Adoption is a long process full of many requirements and emotional ups and downs. “Happy Gotcha Day!” can diminish that process into an easy one, where you simply decided one day to go out and “get” a child.
Each adoptive family is different but, if you are uncomfortable with this phrase, consider using “Happy finalization day!” or, simply, “Happy birthday!” to celebrate your child’s joining your family. If someone uses this phrase, smile and gently correct them with whatever phrase you prefer. Remember, they just wish to celebrate this moment in your family’s history as much as you do.
4. “He/she is adopted? But you look so much alike!”
Some people may say this as a way to make adoptive parents “feel better” about not having a biologically related child. They think commenting on similar appearances is something that adoptive parents want to hear.
The thing is, adoptive parents have already grieved and moved forward from their infertility when they choose to adopt. They have accepted that their child may not look like them, and they understand that genetics is not what makes a family. However, when someone else brings this up, it may cause these feelings to reemerge — or, contrarily, irritate them that someone thinks appearance is that important in a family.
Adoptive parents will usually need to explain this to their child as they grow up but, if their child hears this from other people, they may not know what to think.
5. “You’re so lucky you got to avoid weight gain and stretch marks.”
This is another comment designed to make adoptive parents feel better about their adoption decision. However, adoptive parents give up a lot when they choose adoption — getting to experience pregnancy and the development of their unborn child, which society tells them is so important to “proper parenting.”
Reminding them of the things they have sacrificed — even the more difficult parts of pregnancy — is not helpful and can even be harmful. Rather than discuss the things adoptive parents miss out on, adoptive parents should instead offer the unique experiences they gained through the adoption process.
6. “He/she’s a keeper.”
This phrase implies that only the best children are kept — and that children can be returned if they don’t meet expectations. While most adoptive parents understand what people are really saying when they use this phrase, adopted children may not. In fact, it may cause anxiety and worry for them, thinking that their parents can get rid of them easily — emotions exacerbated by the unique experience of being adopted.
Instead of using this cliché, consider phrases that compliment the whole family’s relationship: “You have a beautiful family, and it’s wonderful to see so much love between you and your children.”
7. “At least you got to choose your kid.”
While hopeful parents do get to choose what they are comfortable with in a prospective birth mother, adoption is a not a process where you “pick and choose” the exact child you want. It’s a long waiting process to find the one that’s right for you, and you may need to open up what you are comfortable with to find an adoption opportunity.
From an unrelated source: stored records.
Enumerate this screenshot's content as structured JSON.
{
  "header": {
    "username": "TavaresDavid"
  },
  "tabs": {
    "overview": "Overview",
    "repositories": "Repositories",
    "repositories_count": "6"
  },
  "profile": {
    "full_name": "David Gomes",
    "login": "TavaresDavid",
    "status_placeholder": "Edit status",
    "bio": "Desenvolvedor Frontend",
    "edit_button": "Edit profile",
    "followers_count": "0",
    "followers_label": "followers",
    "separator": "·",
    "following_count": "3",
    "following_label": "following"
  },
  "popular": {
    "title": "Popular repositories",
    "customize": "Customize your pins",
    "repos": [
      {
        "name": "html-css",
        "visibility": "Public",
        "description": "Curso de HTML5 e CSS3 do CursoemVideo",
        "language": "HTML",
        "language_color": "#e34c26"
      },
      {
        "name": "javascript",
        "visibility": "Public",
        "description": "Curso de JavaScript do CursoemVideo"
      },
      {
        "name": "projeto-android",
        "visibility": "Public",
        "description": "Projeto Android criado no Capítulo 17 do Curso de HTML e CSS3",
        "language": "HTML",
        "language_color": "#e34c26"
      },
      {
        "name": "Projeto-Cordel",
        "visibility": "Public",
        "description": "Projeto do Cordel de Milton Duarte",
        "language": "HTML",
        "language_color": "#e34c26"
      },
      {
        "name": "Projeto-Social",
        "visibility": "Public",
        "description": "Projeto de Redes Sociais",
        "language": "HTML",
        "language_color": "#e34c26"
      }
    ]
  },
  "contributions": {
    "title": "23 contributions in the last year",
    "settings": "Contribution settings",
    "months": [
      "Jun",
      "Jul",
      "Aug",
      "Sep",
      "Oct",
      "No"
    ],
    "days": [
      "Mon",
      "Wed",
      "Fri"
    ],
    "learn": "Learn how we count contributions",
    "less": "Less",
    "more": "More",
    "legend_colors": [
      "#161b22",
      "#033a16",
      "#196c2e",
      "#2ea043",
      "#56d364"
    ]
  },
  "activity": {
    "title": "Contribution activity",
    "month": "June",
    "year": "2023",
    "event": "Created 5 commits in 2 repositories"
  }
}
And, just because you had the ability to “choose” certain characteristics of your child doesn’t mean they — or you — will be perfect all the time. Adoption is a lifelong process, and you both will face challenges as you grow and learn more about adoption together.
Here’s the general rule when speaking with adoptive parents: If you wouldn’t say it to biological parents, don’t say it to parents who chose to adopt. Every family is “real” and beautiful, no matter how it’s created. There’s no need to focus on those differences — just the love that connects all families.
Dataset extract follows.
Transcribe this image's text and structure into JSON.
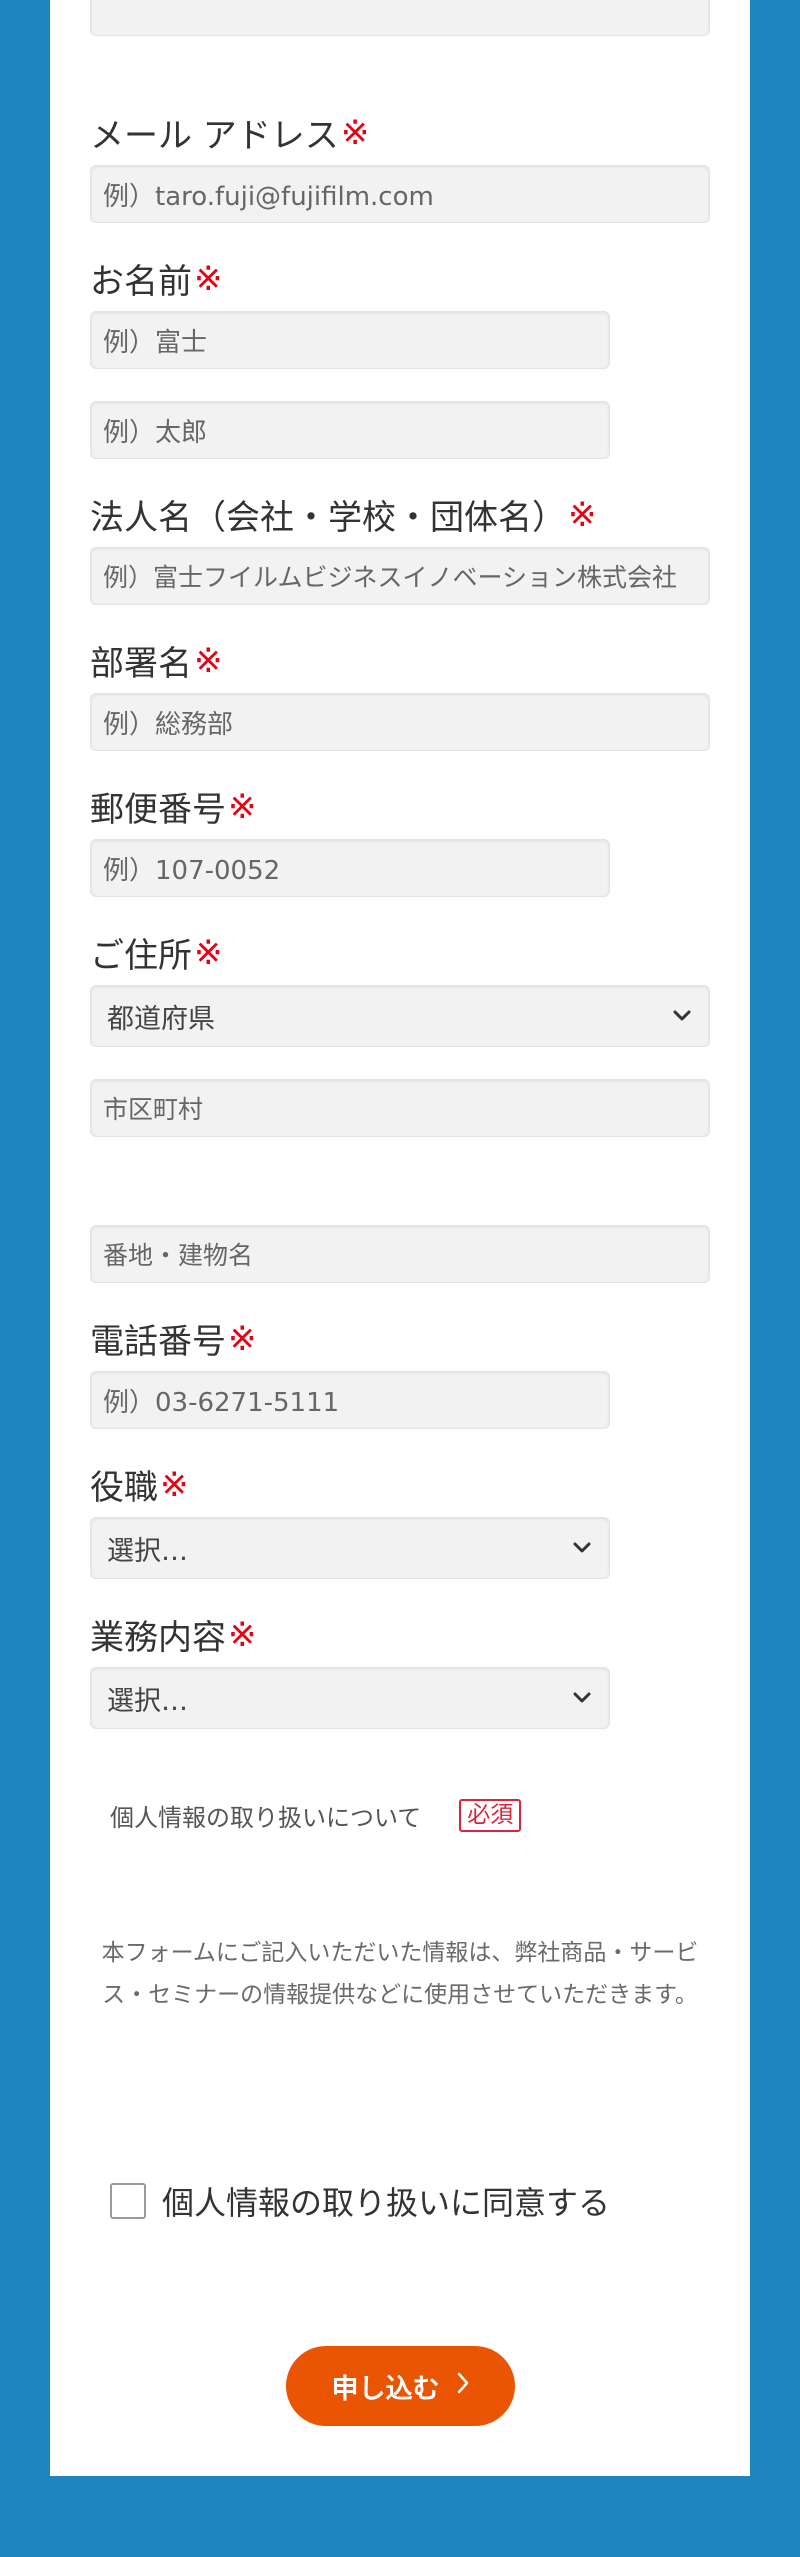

What are some of the misguided comments that you’ve received? Let us know in the comments below.
As an adoptive mom, I got all these comments A LOT!
It’s funny that people keep repeating that my son “looks so much like his father (my husband)” and believe that it would make me happy.
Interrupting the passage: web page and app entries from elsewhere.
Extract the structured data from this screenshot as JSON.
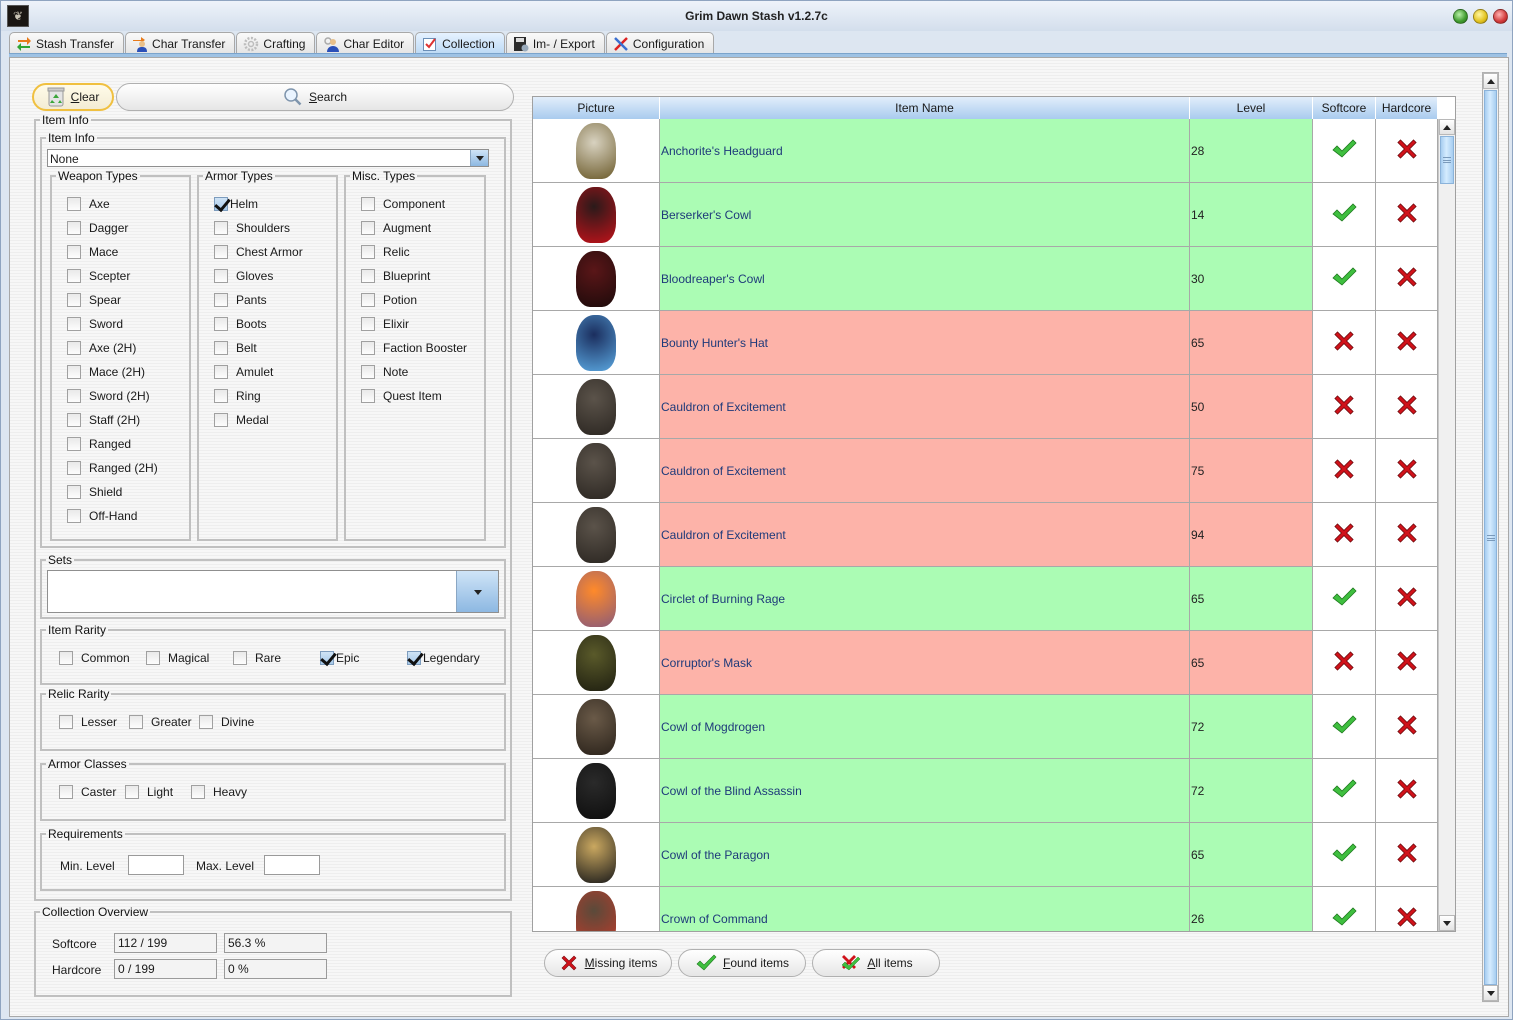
{
  "window": {
    "title": "Grim Dawn Stash v1.2.7c",
    "app_icon": "grim-dawn-logo-icon",
    "controls": [
      "maximize",
      "minimize",
      "close"
    ]
  },
  "tabs": [
    {
      "label": "Stash Transfer",
      "icon": "transfer-arrows-icon",
      "active": false
    },
    {
      "label": "Char Transfer",
      "icon": "char-transfer-icon",
      "active": false
    },
    {
      "label": "Crafting",
      "icon": "gear-icon",
      "active": false
    },
    {
      "label": "Char Editor",
      "icon": "char-editor-icon",
      "active": false
    },
    {
      "label": "Collection",
      "icon": "checklist-icon",
      "active": true
    },
    {
      "label": "Im- / Export",
      "icon": "floppy-disk-icon",
      "active": false
    },
    {
      "label": "Configuration",
      "icon": "tools-icon",
      "active": false
    }
  ],
  "toolbar": {
    "clear_label": "Clear",
    "clear_mnemonic": "C",
    "clear_rest": "lear",
    "search_label": "Search",
    "search_mnemonic": "S",
    "search_rest": "earch"
  },
  "filters": {
    "item_info_outer_title": "Item Info",
    "item_info_inner_title": "Item Info",
    "item_info_selected": "None",
    "weapon_types": {
      "title": "Weapon Types",
      "items": [
        {
          "label": "Axe",
          "checked": false
        },
        {
          "label": "Dagger",
          "checked": false
        },
        {
          "label": "Mace",
          "checked": false
        },
        {
          "label": "Scepter",
          "checked": false
        },
        {
          "label": "Spear",
          "checked": false
        },
        {
          "label": "Sword",
          "checked": false
        },
        {
          "label": "Axe (2H)",
          "checked": false
        },
        {
          "label": "Mace (2H)",
          "checked": false
        },
        {
          "label": "Sword (2H)",
          "checked": false
        },
        {
          "label": "Staff (2H)",
          "checked": false
        },
        {
          "label": "Ranged",
          "checked": false
        },
        {
          "label": "Ranged (2H)",
          "checked": false
        },
        {
          "label": "Shield",
          "checked": false
        },
        {
          "label": "Off-Hand",
          "checked": false
        }
      ]
    },
    "armor_types": {
      "title": "Armor Types",
      "items": [
        {
          "label": "Helm",
          "checked": true
        },
        {
          "label": "Shoulders",
          "checked": false
        },
        {
          "label": "Chest Armor",
          "checked": false
        },
        {
          "label": "Gloves",
          "checked": false
        },
        {
          "label": "Pants",
          "checked": false
        },
        {
          "label": "Boots",
          "checked": false
        },
        {
          "label": "Belt",
          "checked": false
        },
        {
          "label": "Amulet",
          "checked": false
        },
        {
          "label": "Ring",
          "checked": false
        },
        {
          "label": "Medal",
          "checked": false
        }
      ]
    },
    "misc_types": {
      "title": "Misc. Types",
      "items": [
        {
          "label": "Component",
          "checked": false
        },
        {
          "label": "Augment",
          "checked": false
        },
        {
          "label": "Relic",
          "checked": false
        },
        {
          "label": "Blueprint",
          "checked": false
        },
        {
          "label": "Potion",
          "checked": false
        },
        {
          "label": "Elixir",
          "checked": false
        },
        {
          "label": "Faction Booster",
          "checked": false
        },
        {
          "label": "Note",
          "checked": false
        },
        {
          "label": "Quest Item",
          "checked": false
        }
      ]
    },
    "sets": {
      "title": "Sets",
      "selected": ""
    },
    "item_rarity": {
      "title": "Item Rarity",
      "items": [
        {
          "label": "Common",
          "checked": false
        },
        {
          "label": "Magical",
          "checked": false
        },
        {
          "label": "Rare",
          "checked": false
        },
        {
          "label": "Epic",
          "checked": true
        },
        {
          "label": "Legendary",
          "checked": true
        }
      ]
    },
    "relic_rarity": {
      "title": "Relic Rarity",
      "items": [
        {
          "label": "Lesser",
          "checked": false
        },
        {
          "label": "Greater",
          "checked": false
        },
        {
          "label": "Divine",
          "checked": false
        }
      ]
    },
    "armor_classes": {
      "title": "Armor Classes",
      "items": [
        {
          "label": "Caster",
          "checked": false
        },
        {
          "label": "Light",
          "checked": false
        },
        {
          "label": "Heavy",
          "checked": false
        }
      ]
    },
    "requirements": {
      "title": "Requirements",
      "min_label": "Min. Level",
      "min_value": "",
      "max_label": "Max. Level",
      "max_value": ""
    }
  },
  "overview": {
    "title": "Collection Overview",
    "softcore_label": "Softcore",
    "softcore_count": "112 / 199",
    "softcore_percent": "56.3 %",
    "hardcore_label": "Hardcore",
    "hardcore_count": "0 / 199",
    "hardcore_percent": "0 %"
  },
  "table": {
    "columns": [
      "Picture",
      "Item Name",
      "Level",
      "Softcore",
      "Hardcore"
    ],
    "rows": [
      {
        "picture": "anchorite-headguard-image",
        "name": "Anchorite's Headguard",
        "level": "28",
        "softcore": true,
        "hardcore": false
      },
      {
        "picture": "berserker-cowl-image",
        "name": "Berserker's Cowl",
        "level": "14",
        "softcore": true,
        "hardcore": false
      },
      {
        "picture": "bloodreaper-cowl-image",
        "name": "Bloodreaper's Cowl",
        "level": "30",
        "softcore": true,
        "hardcore": false
      },
      {
        "picture": "bounty-hunter-hat-image",
        "name": "Bounty Hunter's Hat",
        "level": "65",
        "softcore": false,
        "hardcore": false
      },
      {
        "picture": "cauldron-of-excitement-image",
        "name": "Cauldron of Excitement",
        "level": "50",
        "softcore": false,
        "hardcore": false
      },
      {
        "picture": "cauldron-of-excitement-image",
        "name": "Cauldron of Excitement",
        "level": "75",
        "softcore": false,
        "hardcore": false
      },
      {
        "picture": "cauldron-of-excitement-image",
        "name": "Cauldron of Excitement",
        "level": "94",
        "softcore": false,
        "hardcore": false
      },
      {
        "picture": "circlet-of-burning-rage-image",
        "name": "Circlet of Burning Rage",
        "level": "65",
        "softcore": true,
        "hardcore": false
      },
      {
        "picture": "corruptor-mask-image",
        "name": "Corruptor's Mask",
        "level": "65",
        "softcore": false,
        "hardcore": false
      },
      {
        "picture": "cowl-of-mogdrogen-image",
        "name": "Cowl of Mogdrogen",
        "level": "72",
        "softcore": true,
        "hardcore": false
      },
      {
        "picture": "cowl-of-the-blind-assassin-image",
        "name": "Cowl of the Blind Assassin",
        "level": "72",
        "softcore": true,
        "hardcore": false
      },
      {
        "picture": "cowl-of-the-paragon-image",
        "name": "Cowl of the Paragon",
        "level": "65",
        "softcore": true,
        "hardcore": false
      },
      {
        "picture": "crown-of-command-image",
        "name": "Crown of Command",
        "level": "26",
        "softcore": true,
        "hardcore": false
      }
    ]
  },
  "bottom_buttons": {
    "missing_mnemonic": "M",
    "missing_rest": "issing items",
    "found_mnemonic": "F",
    "found_rest": "ound items",
    "all_mnemonic": "A",
    "all_rest": "ll items"
  },
  "colors": {
    "found_row": "#abfcb4",
    "missing_row": "#fdb3a9",
    "item_name_text": "#1e3a7a",
    "check_green": "#3fbf3f",
    "cross_red": "#d0121a"
  }
}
Really? How could my none-gene-related kid looks like my husband is a good thing?
My first thought is that “are you implying that my husband is cheating on me and somehow makes me adopt his boi son?”
Really, people? Think!
I’m actually adopted and I get people saying things like, “Oh I guess your parents didn’t want you”, etc. People can be really ignorant with words.